So far in 2012, Paxton has been good, but not great. He’s currently 3-3 at AA Jackson, with a 3.88 ERA in 46.1 innings. There’s good, and there’s bad.
Paxton is averaging just 4.6 innings per start, not a number you really want to see. However, it is the minors and limited innings comes with the territory. Paxton is also showing a continued struggle with command, walking 6.2 batters per nine innings. Of course his K/9 is still 10+.
The 23-year old lefty is going through some growing pains, and things at AA aren’t as easy this year as they were last year. James Paxton‘s also been on the DL since his May 25th start with a right knee contusion.
Despite the struggles of 2012, Paxton still has a great ceiling. In 2011 he had a 1.85 ERA at AA accompanied by a 3.92 K/BB. If he can rediscover that control, he could easily reach his ceiling of a No. 2 starter.
Enjoying his first year of pro ball, the 22-year old Danny Hultzen is making waves on the farm.
Drafted second overall out of the University of Virginia, the Mariner’s knew they had something special with their first pick of the 2011 draft. Hutlzen was one of the most polished pitchers in the draft, already featuring stellar control.
Hultzen has two plus offerings in his mid-90’s fastball and highly deceptive changeup. Both feature great movement, with his changeup getting a lot of sink. He’s currently working on a slider, and though it isn’t great it combines really well with his other two pitches.
Though he signed late and wasn’t relegated to a minor league affiliate until 2012, Hultzen is making up for lost time. At AA Jackson he’s currently sporting an 8-3 record supported by a 1.19 ERA in 13 starts. He’s averaging nearly 6 innings per start while sporting a stellar 0.929 WHIP.
Hultzen hasn’t been completely perfect, evidenced by a BB/9 of 3.8, but he’s still striking out a solid enough guys to make his K/BB ratio 2.47. His stuff is nearly untouchable, allowing just 4.5 hits per nine innings.
Just today Hultzen was promoted to AAA Tacoma. If he’s half as dominate there was he was at Jackson, it could be a matter of time until he’s starting for the Mariners.
Danny Hultzen will make first AAA start with Tacoma on Sat. at Colorado Springs. He was 8-3, 1.19 ERA in 13 AA starts.
— Greg Johns (@GregJohnsMLB) June 20, 2012
Paxton and Hultzen are two stud lefties who would easily be the top pitching prospects in any other farm. Unfortunately, those two have to contend with the 19-year old Taijuan Walker.
Walker was taken by the Mariner’s in the first round (43rd overall) of the 2010 draft. A high school pitcher, and at the ripe age of 17, Seattle thought what they were getting was something very raw.
However, it turns out they had a diamond in the rough.
Pitching out of the ‘pen in the Arizona Fall League, Walker did what you’d expect. He kept a low ERA, and struck out a lot of guys.
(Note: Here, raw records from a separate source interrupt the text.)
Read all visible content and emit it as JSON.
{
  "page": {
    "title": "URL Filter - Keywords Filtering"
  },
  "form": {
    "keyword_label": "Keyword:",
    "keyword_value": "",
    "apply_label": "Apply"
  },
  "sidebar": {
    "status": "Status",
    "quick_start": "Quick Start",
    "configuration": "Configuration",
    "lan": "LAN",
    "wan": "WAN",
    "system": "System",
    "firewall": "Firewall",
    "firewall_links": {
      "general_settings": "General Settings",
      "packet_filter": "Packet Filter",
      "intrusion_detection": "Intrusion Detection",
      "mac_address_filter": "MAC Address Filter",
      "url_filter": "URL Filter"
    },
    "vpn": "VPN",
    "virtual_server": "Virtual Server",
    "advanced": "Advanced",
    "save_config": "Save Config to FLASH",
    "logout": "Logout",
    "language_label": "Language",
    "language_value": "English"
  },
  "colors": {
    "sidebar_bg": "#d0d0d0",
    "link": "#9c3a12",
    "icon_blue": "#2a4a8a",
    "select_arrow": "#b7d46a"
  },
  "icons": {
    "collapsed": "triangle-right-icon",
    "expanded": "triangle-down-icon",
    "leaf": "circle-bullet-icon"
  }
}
The next spring he was set to start at A Clinton. While there, Walker was stellar.
The 18-year old was incredibly refined, sporting a 2.89 ERA in 96.2 innings spanning 18 starts. He struck out 10.5 batters per nine, while walking a mere 3.6.
While Walker was dominating A-ball, Michael Pineda was making strides at the Big League level, with many calling him the successor to Felix Hernandez. At the same time, there was many a prospect junky reporting that Taijuan Walker had an even higher ceiling than Pineda.
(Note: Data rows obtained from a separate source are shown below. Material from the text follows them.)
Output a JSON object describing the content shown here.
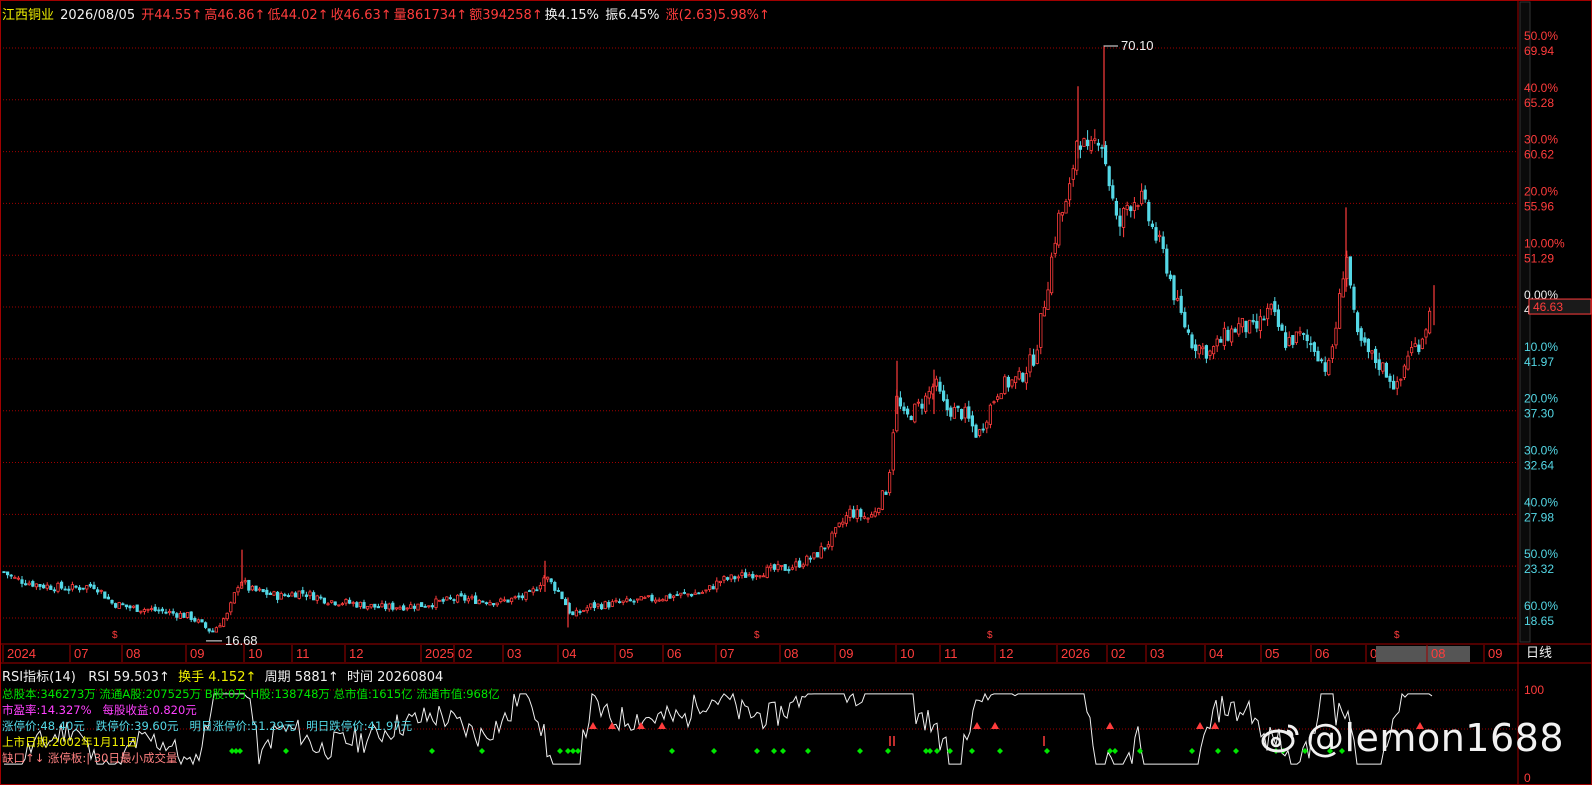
{
  "header": {
    "stock_name": "江西铜业",
    "date": "2026/08/05",
    "open": "开44.55↑",
    "high": "高46.86↑",
    "low": "低44.02↑",
    "close": "收46.63↑",
    "volume": "量861734↑",
    "amount": "额394258↑",
    "turnover": "换4.15%",
    "amplitude": "振6.45%",
    "change": "涨(2.63)5.98%↑"
  },
  "price_axis": {
    "labels": [
      {
        "pct": "50.0%",
        "price": "69.94"
      },
      {
        "pct": "40.0%",
        "price": "65.28"
      },
      {
        "pct": "30.0%",
        "price": "60.62"
      },
      {
        "pct": "20.0%",
        "price": "55.96"
      },
      {
        "pct": "10.00%",
        "price": "51.29"
      },
      {
        "pct": "0.00%",
        "price": "46.63"
      },
      {
        "pct": "10.0%",
        "price": "41.97"
      },
      {
        "pct": "20.0%",
        "price": "37.30"
      },
      {
        "pct": "30.0%",
        "price": "32.64"
      },
      {
        "pct": "40.0%",
        "price": "27.98"
      },
      {
        "pct": "50.0%",
        "price": "23.32"
      },
      {
        "pct": "60.0%",
        "price": "18.65"
      }
    ],
    "current_price_label": "46.63",
    "high_annotation": "70.10",
    "low_annotation": "16.68"
  },
  "time_axis": {
    "labels": [
      "2024",
      "07",
      "08",
      "09",
      "10",
      "11",
      "12",
      "2025",
      "02",
      "03",
      "04",
      "05",
      "06",
      "07",
      "08",
      "09",
      "10",
      "11",
      "12",
      "2026",
      "02",
      "03",
      "04",
      "05",
      "06",
      "07",
      "08",
      "09"
    ],
    "period_label": "日线"
  },
  "indicator": {
    "name": "RSI指标(14)",
    "rsi": "RSI 59.503↑",
    "turnover": "换手 4.152↑",
    "period": "周期 5881↑",
    "time": "时间 20260804",
    "axis_labels": [
      "100",
      "0"
    ]
  },
  "info_lines": {
    "line1": "总股本:346273万  流通A股:207525万  B股:0万  H股:138748万  总市值:1615亿  流通市值:968亿",
    "line2a": "市盈率:14.327%",
    "line2b": "每股收益:0.820元",
    "line3a": "涨停价:48.40元",
    "line3b": "跌停价:39.60元",
    "line3c": "明日涨停价:51.29元",
    "line3d": "明日跌停价:41.97元",
    "line4": "上市日期:2002年1月11日",
    "line5": "缺口↑↓  涨停板:|  30日最小成交量"
  },
  "watermark": "@lemon1688",
  "colors": {
    "up": "#ff3c3c",
    "down": "#54d8e6",
    "grid": "#a00000",
    "yellow": "#f0f000",
    "green": "#00e600",
    "magenta": "#ff40ff",
    "white": "#f0f0f0"
  },
  "chart_data": {
    "type": "candlestick",
    "x": [
      "2024",
      "07",
      "08",
      "09",
      "10",
      "11",
      "12",
      "2025",
      "02",
      "03",
      "04",
      "05",
      "06",
      "07",
      "08",
      "09",
      "10",
      "11",
      "12",
      "2026",
      "02",
      "03",
      "04",
      "05",
      "06",
      "07",
      "08",
      "09"
    ],
    "close_approx": [
      22.5,
      21.5,
      19.5,
      17.5,
      22.0,
      21.0,
      20.0,
      19.5,
      20.0,
      21.0,
      19.5,
      20.5,
      21.0,
      22.0,
      23.0,
      26.5,
      38.0,
      37.5,
      42.0,
      60.0,
      56.0,
      50.0,
      43.0,
      45.0,
      43.0,
      41.0,
      46.63
    ],
    "ylim": [
      18.65,
      69.94
    ],
    "high": 70.1,
    "low": 16.68,
    "last_close": 46.63,
    "grid": true
  }
}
2012 has brought ups-and-downs for Walker. He’s made 12 starts for AA Jackson, in which he has a 3.79 ERA. His control still looks stable, as his BB/9 still sits at 3.6, but his strikeouts have dropped a tad to 9.3 per nine.
The real issues have come in June. Walker has a 9.24 ERA this month, allowing 13 earned runs in 12.2 innings. Through April and May his ERA sat at 2.24.
Walker’s going through a rough patch, and as a 19-year old at AA it’s understandable.
Despite his current lows, his ceiling remains the best in the system.
If anyone is going to usurp King Felix, it’s going to be this kid.
Enough about the arms. Read about the Mariners hitting prospects now.